However, I’m like the vast majority of Office users. The new features in Office 2003 won’t deliver anywhere near the benefits that would outweigh the rather hefty cost of upgrading from Office 2000. If you are an individual user of Office 2000, Office XP, and probably Office 97, you don’t need to upgrade. Here’s why.
The primary new features of Office 2003 are behind the scenes. The new versions of Word, Excel, PowerPoint, Outlook and Access now use XML technology that lets users collaborate and share data more easily. However, this sharing and collaboration will only happen with others who are also using Office 2003, and on a Windows Server 2003 network. If you are using Office in a small office/home office, you probably won’t be able to enjoy those benefits.
One of the few places an ordinary user would see improvement would be in Outlook 2003, which is supposed to be more secure and more useful. But again, most of the benefits to Outlook come from being in a Microsoft Exchange Server environment. In fact, the people who will be making the decision to upgrade will be corporate IT managers. If you want to see the kinds of reviews aimed at them, you can go over to eWeek or InfoWorld.
Still want a new office suite? Remember that there are choices other than Microsoft, and these choices are far cheaper.
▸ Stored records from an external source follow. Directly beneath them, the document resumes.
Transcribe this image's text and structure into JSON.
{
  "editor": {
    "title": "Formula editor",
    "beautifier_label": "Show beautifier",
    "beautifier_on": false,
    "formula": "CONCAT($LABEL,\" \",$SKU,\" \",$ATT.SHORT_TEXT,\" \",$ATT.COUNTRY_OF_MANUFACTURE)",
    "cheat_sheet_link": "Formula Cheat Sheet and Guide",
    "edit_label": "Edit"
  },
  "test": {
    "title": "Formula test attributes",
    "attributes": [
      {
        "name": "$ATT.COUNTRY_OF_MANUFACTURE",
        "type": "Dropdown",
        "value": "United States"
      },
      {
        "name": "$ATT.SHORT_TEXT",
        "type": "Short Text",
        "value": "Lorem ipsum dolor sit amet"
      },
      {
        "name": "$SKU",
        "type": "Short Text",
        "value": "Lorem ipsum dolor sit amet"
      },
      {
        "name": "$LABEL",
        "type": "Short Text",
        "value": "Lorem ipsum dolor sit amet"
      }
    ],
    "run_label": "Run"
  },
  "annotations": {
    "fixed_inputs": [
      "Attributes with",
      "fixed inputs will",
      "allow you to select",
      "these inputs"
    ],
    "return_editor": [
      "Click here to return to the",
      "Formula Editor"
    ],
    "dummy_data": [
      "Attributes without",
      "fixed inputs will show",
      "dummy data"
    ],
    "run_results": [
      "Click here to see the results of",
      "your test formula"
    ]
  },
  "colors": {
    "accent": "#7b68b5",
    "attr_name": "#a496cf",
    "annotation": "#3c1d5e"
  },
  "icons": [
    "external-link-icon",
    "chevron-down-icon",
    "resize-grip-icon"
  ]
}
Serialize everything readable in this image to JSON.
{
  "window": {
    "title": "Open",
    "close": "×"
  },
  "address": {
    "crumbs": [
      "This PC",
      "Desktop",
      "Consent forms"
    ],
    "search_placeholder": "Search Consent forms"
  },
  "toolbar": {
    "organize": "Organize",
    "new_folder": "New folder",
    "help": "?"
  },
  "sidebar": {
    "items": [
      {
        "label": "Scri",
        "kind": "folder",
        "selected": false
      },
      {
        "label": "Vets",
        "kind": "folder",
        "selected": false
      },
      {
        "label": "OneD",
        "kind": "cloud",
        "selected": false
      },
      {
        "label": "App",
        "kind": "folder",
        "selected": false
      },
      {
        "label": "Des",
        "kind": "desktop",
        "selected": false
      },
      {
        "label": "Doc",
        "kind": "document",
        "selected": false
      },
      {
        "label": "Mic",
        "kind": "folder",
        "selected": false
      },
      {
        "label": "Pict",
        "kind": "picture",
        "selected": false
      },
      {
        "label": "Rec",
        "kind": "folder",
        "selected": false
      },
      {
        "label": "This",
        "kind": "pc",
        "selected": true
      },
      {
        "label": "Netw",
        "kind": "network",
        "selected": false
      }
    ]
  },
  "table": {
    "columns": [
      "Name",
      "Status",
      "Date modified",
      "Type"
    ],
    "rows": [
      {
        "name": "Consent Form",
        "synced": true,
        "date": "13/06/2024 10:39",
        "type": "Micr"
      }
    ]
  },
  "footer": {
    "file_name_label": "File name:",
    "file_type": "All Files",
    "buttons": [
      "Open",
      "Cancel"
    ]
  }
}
Sun will be releasing StarOffice 7 at the end of the month. It is an office suite that probably has 90 percent of the features of MS Office, for about ten percent of the price. There is an open-source version of StarOffice, called OpenOffice that is free for downloading. The new release of OpenOffice is version 1.1, and probably has all the features that regular users of word processors and spreadsheets need.
If you work on your own, and don’t need to exchange lots of files with others, you should consider these alternatives. Even if you do sometimes share files with others, you may still be all right. These other office suites can import and export MS Office files. There are almost no problems with simple documents, and more complex documents generally only have a few mistakes. I looked at the export/import process last year at (the now-deceased) BugNet, if you want to see some examples.
Of course, if you do upgrade, there’s going to be bugs in the programs. (After all, they come from Microsoft.) The BugBlog will cover these bugs as they crawl out into the open.Powered by Sidelines